See how good they are at working together and getting into the ceiling? Ji Young, our fabulous curator, is in black, and you can see Sammy's back—she's the artist who made this gorgeous piece out of hanji. I love how she labels all of her joomchi work, calling the materials "hanji and water." So poetic and true.
These garments made the cut. I really liked that the curator asked to have the large hanbok displayed with one arm down, not the typical T.
Though I wish I could get backlighting, it won't happen for the big pieces. But I love the little duck corner.
Framed hanji pieces. I'm amazed by how much the color has deepened on the far left. Pomegranate!
I wished that I had teflon folders for them to use on the vinyl but they make do with any tools available, really good sports with a great attitude.
Even though my install was done early, I stayed late for an interview with Voice of America reporter June Soh. She is a consummate professional and it wasn't until hours later that I remembered: right, I am in the nation's capital right now. I had a bit of a difficult commute back because of a fatality on the tracks earlier in the day and have hours ahead of admin prep but wanted to share the process while I still have a bit of steam.
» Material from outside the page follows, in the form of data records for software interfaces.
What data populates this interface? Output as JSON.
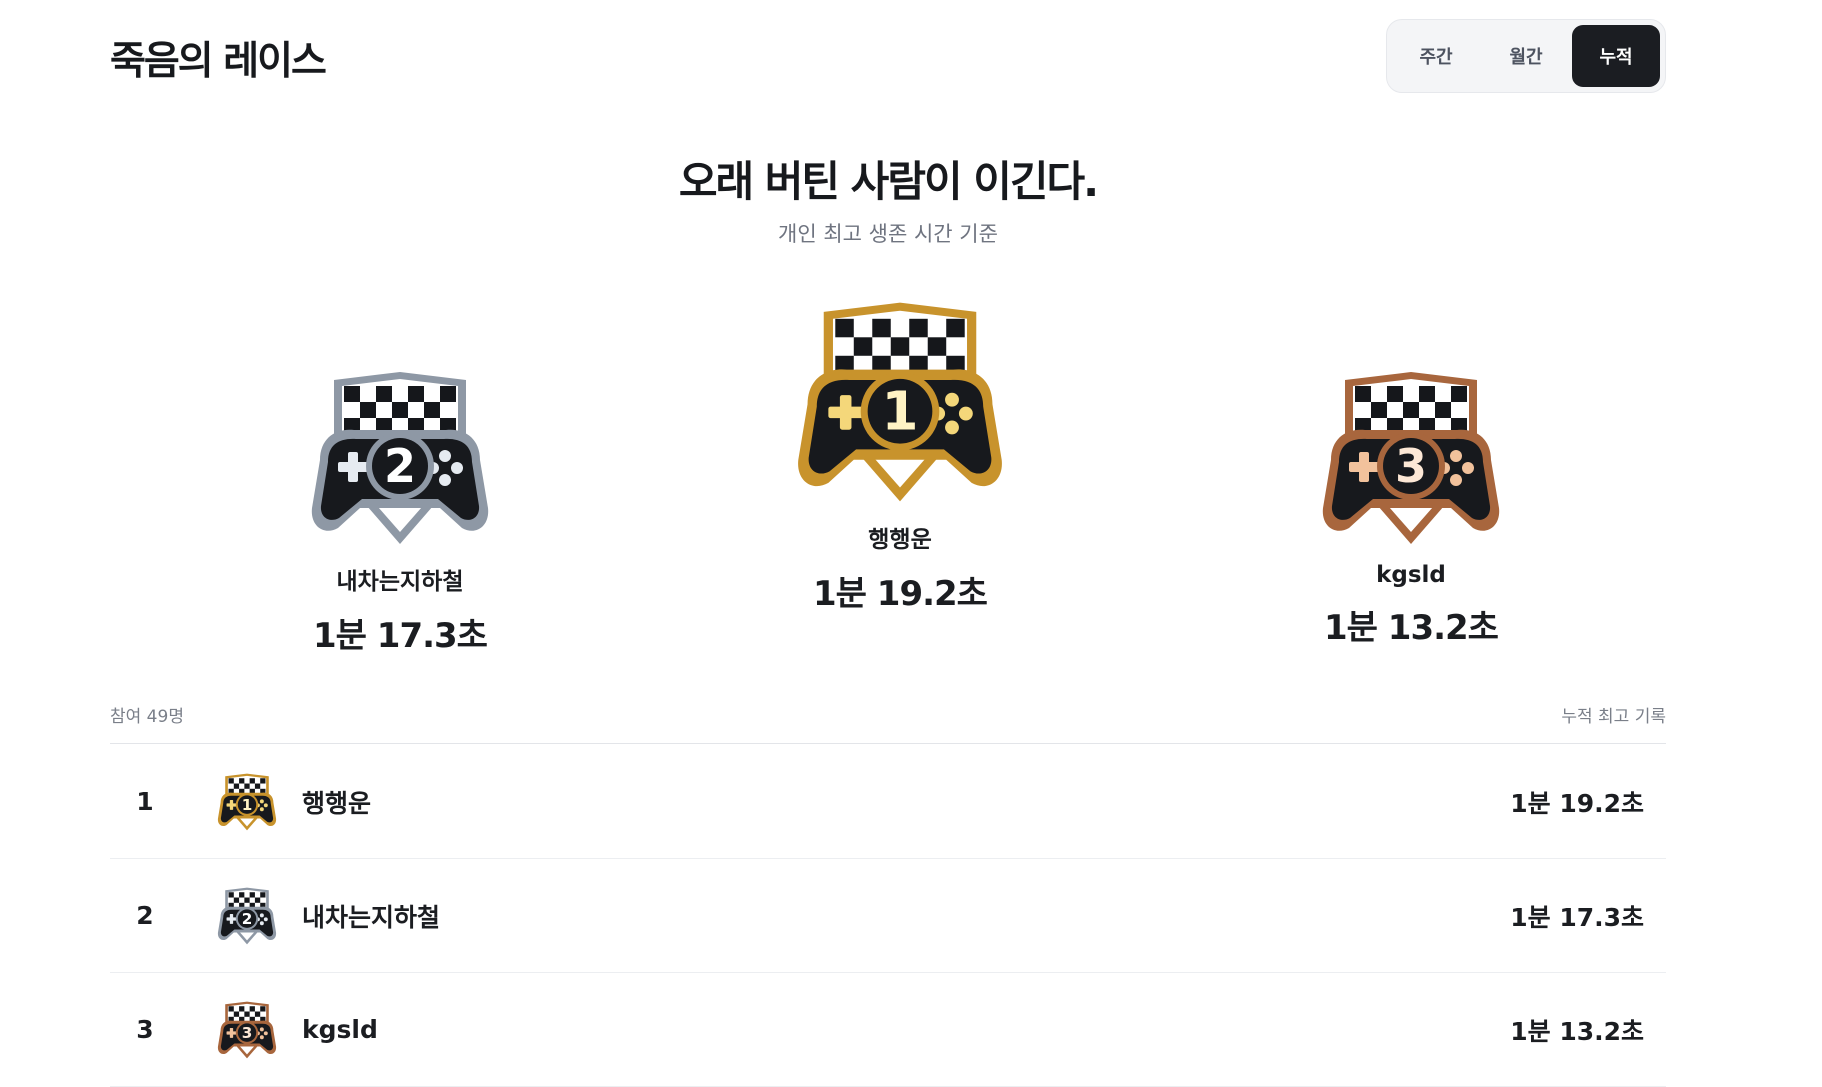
{
  "header": {
    "title": "죽음의 레이스",
    "tabs": [
      {
        "label": "주간",
        "active": false
      },
      {
        "label": "월간",
        "active": false
      },
      {
        "label": "누적",
        "active": true
      }
    ]
  },
  "hero": {
    "title": "오래 버틴 사람이 이긴다.",
    "subtitle": "개인 최고 생존 시간 기준"
  },
  "podium": [
    {
      "rank": "2",
      "name": "내차는지하철",
      "time": "1분 17.3초",
      "medal": "silver"
    },
    {
      "rank": "1",
      "name": "행행운",
      "time": "1분 19.2초",
      "medal": "gold"
    },
    {
      "rank": "3",
      "name": "kgsld",
      "time": "1분 13.2초",
      "medal": "bronze"
    }
  ],
  "list": {
    "participants": "참여 49명",
    "column": "누적 최고 기록",
    "rows": [
      {
        "rank": "1",
        "name": "행행운",
        "time": "1분 19.2초",
        "medal": "gold"
      },
      {
        "rank": "2",
        "name": "내차는지하철",
        "time": "1분 17.3초",
        "medal": "silver"
      },
      {
        "rank": "3",
        "name": "kgsld",
        "time": "1분 13.2초",
        "medal": "bronze"
      }
    ]
  },
  "medals": {
    "gold": {
      "rim": "#c8932c",
      "light": "#f4d77a",
      "num": "#fff3c4",
      "icon": "trophy-gamepad-gold-icon"
    },
    "silver": {
      "rim": "#8e98a5",
      "light": "#e6ebf1",
      "num": "#ffffff",
      "icon": "trophy-gamepad-silver-icon"
    },
    "bronze": {
      "rim": "#a8663d",
      "light": "#f2c29c",
      "num": "#fde8d6",
      "icon": "trophy-gamepad-bronze-icon"
    }
  }
}
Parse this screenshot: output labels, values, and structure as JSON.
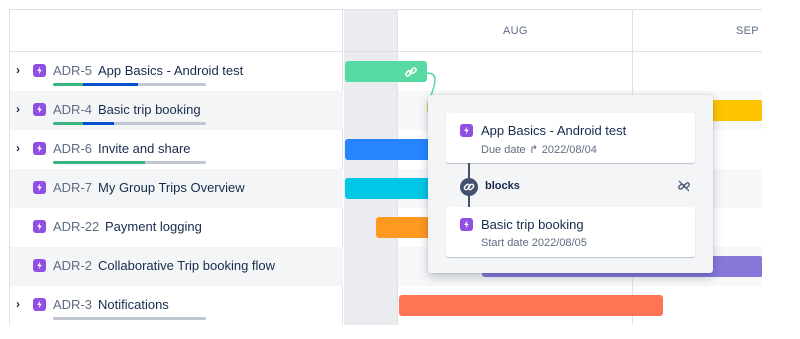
{
  "timeline": {
    "months": [
      "AUG",
      "SEP"
    ]
  },
  "issues": [
    {
      "key": "ADR-5",
      "title": "App Basics - Android test",
      "expandable": true,
      "progress": {
        "done": 0.2,
        "in_progress": 0.35
      }
    },
    {
      "key": "ADR-4",
      "title": "Basic trip booking",
      "expandable": true,
      "progress": {
        "done": 0.2,
        "in_progress": 0.2
      }
    },
    {
      "key": "ADR-6",
      "title": "Invite and share",
      "expandable": true,
      "progress": {
        "done": 0.6,
        "in_progress": 0.0
      }
    },
    {
      "key": "ADR-7",
      "title": "My Group Trips Overview",
      "expandable": false
    },
    {
      "key": "ADR-22",
      "title": "Payment logging",
      "expandable": false
    },
    {
      "key": "ADR-2",
      "title": "Collaborative Trip booking flow",
      "expandable": false
    },
    {
      "key": "ADR-3",
      "title": "Notifications",
      "expandable": true,
      "progress": {
        "done": 0.0,
        "in_progress": 0.0
      }
    }
  ],
  "colors": {
    "green": "#57d9a3",
    "blue": "#2684ff",
    "teal": "#00c7e6",
    "orange": "#ff991f",
    "purple": "#8777d9",
    "red": "#ff7452",
    "yellow": "#ffc400",
    "epic": "#904ee2"
  },
  "dependency_popover": {
    "source": {
      "title": "App Basics - Android test",
      "sub_label": "Due date",
      "sub_value": "2022/08/04"
    },
    "relation": "blocks",
    "target": {
      "title": "Basic trip booking",
      "sub_label": "Start date",
      "sub_value": "2022/08/05"
    },
    "icons": [
      "link-icon",
      "unlink-icon",
      "arrow-icon"
    ]
  }
}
Please come Friday night to the opening, even if it rains! I've seen half the show installed already and it's only going to get better once Steph (who popped in to deliver work at the end of the day with her precious new baby) installs and Adam's pots arrive.